Problem statement
Could you report every line from the entries that includes the word "Text"?

───

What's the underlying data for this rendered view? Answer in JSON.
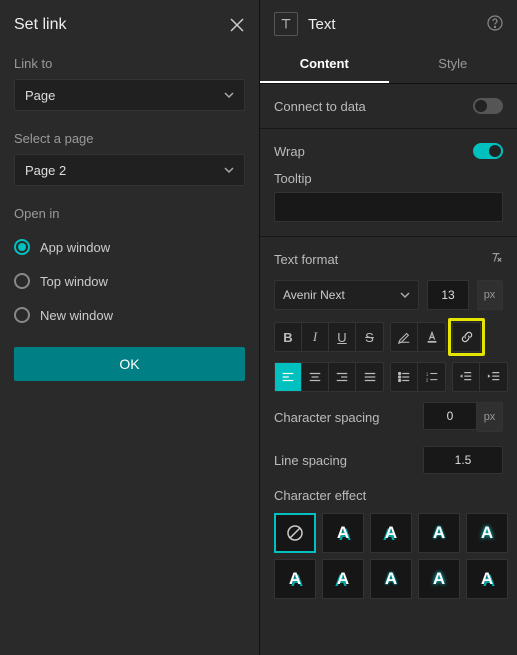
{
  "leftPanel": {
    "title": "Set link",
    "linkToLabel": "Link to",
    "linkToValue": "Page",
    "selectPageLabel": "Select a page",
    "selectPageValue": "Page 2",
    "openInLabel": "Open in",
    "radios": {
      "appWindow": "App window",
      "topWindow": "Top window",
      "newWindow": "New window"
    },
    "okLabel": "OK"
  },
  "rightPanel": {
    "widgetName": "Text",
    "tabs": {
      "content": "Content",
      "style": "Style"
    },
    "connectLabel": "Connect to data",
    "wrapLabel": "Wrap",
    "tooltipLabel": "Tooltip",
    "textFormatLabel": "Text format",
    "fontName": "Avenir Next",
    "fontSize": "13",
    "fontUnit": "px",
    "charSpacingLabel": "Character spacing",
    "charSpacingValue": "0",
    "charSpacingUnit": "px",
    "lineSpacingLabel": "Line spacing",
    "lineSpacingValue": "1.5",
    "charEffectLabel": "Character effect",
    "effectLetter": "A"
  }
}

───

Response area
    "widgetName": "Text",
    "textFormatLabel": "Text format",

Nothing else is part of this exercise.